Interlocutory application for interim injunction – High Court Rules 2016 – serious question to be tried – breach of contract – default rule – exercise of discretionary power – balance of convenience – interests of justice
Christian Church Community Trust v Bank of New Zealand  NZHC 2523 per Cull J.
In July 2022, the Bank of New Zealand (BNZ) gave notice of its intention to terminate its banking relationship with various companies and entities associated with the Christian Church Community Trust, more commonly known as the Gloriavale Christian Community.
Gloriavale has almost exclusively used BNZ as its bank of choice for the past 40 years. BNZ’s relationship with Gloriavale is governed by BNZ’s standard terms and conditions, clause 8.2 of which states:
We can close your account or end any other product or service, or immediately suspend or restrict the operation of your account or the provision of any other product or service, for any reason…
On 6 July 2022, BNZ terminated its relationship with Gloriavale, citing human rights breaches. BNZ relied on an earlier finding of the Employment Court that three members of the Gloriavale community were employees from the age of six. BNZ gave Gloriavale three months to find alternative banking services; it failed to do so, having been turned down by other banks it approached.
Gloriavale challenges BNZ’s decision to terminate the relationship and the matter will go to trial. Gloriavale applied, without notice, in November 2022 for an interim injunction (which was granted) preventing BNZ from terminating the banking relationship. The matter was set down for this hearing to determine whether the interim injunction order should continue, pending resolution of claims at trial.
Interim injunctions are protective orders that preserve the status quo. There are three questions the court must consider when deciding whether to grant an interim injunction:
- Whether there is a serious question to be tried;
- where the balance of conveniences lies; and
- the overall interest of justice.
At this stage, the court need not determine the merits of the parties’ case (beyond answering the three questions) nor resolve any evidential conflicts.
Gloriavale pleaded three causes of action in its statement of claim: breach of contract, breach of fiduciary duty and estoppel by convention.
The judgment largely turned on whether there was a serious question to be tried on the first cause of action, which the court found there was. In so finding, the court notes that while BNZ’s power to close accounts appears unfettered, the common law has developed a default rule controlling the exercise of unilateral contractual powers: a party, on whom a contract confers a discretionary power, must not exercise the discretion arbitrarily, capriciously or in bad faith, or unreasonably in the sense that no reasonable contracting party could have so acted.

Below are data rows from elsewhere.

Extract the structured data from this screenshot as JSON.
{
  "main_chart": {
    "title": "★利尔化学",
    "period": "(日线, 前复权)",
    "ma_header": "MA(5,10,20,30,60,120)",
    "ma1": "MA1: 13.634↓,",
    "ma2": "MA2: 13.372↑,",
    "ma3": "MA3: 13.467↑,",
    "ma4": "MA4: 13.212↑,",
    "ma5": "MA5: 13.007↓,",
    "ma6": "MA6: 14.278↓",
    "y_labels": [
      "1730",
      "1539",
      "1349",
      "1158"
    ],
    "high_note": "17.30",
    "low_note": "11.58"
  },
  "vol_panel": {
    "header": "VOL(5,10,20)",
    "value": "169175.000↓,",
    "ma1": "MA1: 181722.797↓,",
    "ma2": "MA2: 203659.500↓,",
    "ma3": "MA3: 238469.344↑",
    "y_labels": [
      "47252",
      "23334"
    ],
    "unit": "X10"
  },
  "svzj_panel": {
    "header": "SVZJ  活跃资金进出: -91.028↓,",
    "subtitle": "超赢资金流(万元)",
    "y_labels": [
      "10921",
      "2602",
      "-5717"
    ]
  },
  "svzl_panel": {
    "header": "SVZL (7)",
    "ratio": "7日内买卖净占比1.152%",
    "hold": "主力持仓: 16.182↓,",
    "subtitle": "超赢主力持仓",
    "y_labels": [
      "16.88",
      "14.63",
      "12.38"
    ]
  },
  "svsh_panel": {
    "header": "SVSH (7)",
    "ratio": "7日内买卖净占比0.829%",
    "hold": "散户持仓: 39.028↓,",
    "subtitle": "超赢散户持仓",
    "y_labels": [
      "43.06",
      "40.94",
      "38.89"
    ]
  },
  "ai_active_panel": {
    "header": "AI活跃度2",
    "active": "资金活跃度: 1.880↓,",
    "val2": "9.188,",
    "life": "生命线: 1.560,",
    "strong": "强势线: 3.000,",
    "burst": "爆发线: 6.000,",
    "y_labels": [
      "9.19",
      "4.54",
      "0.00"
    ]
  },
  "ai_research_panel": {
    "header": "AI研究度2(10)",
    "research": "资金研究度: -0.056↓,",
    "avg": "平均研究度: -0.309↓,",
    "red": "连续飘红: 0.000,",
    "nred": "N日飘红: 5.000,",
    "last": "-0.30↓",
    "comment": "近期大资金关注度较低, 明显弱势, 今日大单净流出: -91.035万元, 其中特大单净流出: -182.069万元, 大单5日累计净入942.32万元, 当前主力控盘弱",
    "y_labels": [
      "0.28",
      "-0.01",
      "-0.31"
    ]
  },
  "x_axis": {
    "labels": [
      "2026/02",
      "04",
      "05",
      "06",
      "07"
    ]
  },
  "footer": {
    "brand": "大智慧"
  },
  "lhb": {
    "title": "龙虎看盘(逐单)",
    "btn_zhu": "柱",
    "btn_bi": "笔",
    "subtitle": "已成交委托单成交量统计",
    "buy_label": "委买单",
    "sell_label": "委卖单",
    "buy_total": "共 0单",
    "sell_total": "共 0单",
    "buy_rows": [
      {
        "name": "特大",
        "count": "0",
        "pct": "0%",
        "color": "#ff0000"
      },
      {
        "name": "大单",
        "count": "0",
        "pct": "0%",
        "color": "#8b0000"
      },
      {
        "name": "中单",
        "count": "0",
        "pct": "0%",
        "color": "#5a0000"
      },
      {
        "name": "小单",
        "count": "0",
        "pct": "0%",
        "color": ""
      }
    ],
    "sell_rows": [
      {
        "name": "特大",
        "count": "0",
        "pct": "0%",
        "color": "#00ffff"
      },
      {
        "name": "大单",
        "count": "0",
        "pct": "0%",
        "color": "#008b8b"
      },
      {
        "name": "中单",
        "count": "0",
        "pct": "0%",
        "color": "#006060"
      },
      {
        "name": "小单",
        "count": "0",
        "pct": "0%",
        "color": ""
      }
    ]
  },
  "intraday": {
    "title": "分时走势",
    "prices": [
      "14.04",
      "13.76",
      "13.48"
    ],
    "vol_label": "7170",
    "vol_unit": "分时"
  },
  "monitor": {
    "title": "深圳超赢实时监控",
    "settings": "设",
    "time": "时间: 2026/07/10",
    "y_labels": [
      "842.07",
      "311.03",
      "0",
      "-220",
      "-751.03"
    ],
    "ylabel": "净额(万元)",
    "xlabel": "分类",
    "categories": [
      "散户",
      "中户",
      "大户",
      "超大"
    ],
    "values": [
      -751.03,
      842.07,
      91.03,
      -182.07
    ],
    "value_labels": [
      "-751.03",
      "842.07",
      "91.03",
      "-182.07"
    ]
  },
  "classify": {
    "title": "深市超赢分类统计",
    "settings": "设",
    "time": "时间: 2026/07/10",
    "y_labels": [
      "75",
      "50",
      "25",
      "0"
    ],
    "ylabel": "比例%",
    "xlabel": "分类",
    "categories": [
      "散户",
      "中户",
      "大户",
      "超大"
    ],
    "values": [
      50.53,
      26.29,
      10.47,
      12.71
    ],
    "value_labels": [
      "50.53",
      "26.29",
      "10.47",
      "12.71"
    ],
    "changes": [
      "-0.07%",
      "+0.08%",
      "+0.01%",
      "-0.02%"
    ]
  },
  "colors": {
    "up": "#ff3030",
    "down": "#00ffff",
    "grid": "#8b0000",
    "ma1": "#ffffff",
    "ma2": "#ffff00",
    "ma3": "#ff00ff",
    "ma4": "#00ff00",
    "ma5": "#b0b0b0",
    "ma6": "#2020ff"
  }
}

While there is ambiguity about whether (and to what extent) the default rule applies in New Zealand, the court decided its application was arguable, particularly in light of the recent Court of Appeal decision Woolley v Fonterra Co-operative Group Ltd  NZCA 266.
The question remains as to whether it is seriously arguable that BNZ exercised its discretion unreasonably. In considering this question, the court considered the procedural fairness (or lack thereof) of BNZ’s process as well as the substantive reasonableness of its decision.
On both counts, Cull J accepted there was a reasonable question to be tried: procedurally, BNZ did not engage with Gloriavale before reaching its decision, did not fully disclose its policies and did not consider the length of the relationship in exercising its discretion to termination. Substantively, there are weighty issues involving the reasonableness of unilateral termination in these circumstances, and whether banking is an essential service (and therefore imports public interest obligations on BNZ).
Having found there was a serious question to be tried on the first cause of action, Cull J did not address the arguments relating to the other causes of action and moved to consider the other threshold questions.
In finding the balance of convenience and overall interests of justice lay in continuing the interim injunction, the court noted that damages are unlikely to be an adequate remedy for Gloriavale. Losing the provision of a banking service in New Zealand, vital to its day-to-day operations, will cause irrecoverable detriment to Gloriavale.
Applicable principles: whether serious question to be tried – whether default rule relating to contractual powers applies in New Zealand – where balance of convenience lies – whether mandatory or prohibitory injunction – whether damages would be adequate remedy.
Held: Order granted, continuing the interim injunction to prevent BNZ from terminating Gloriavale’s accounts.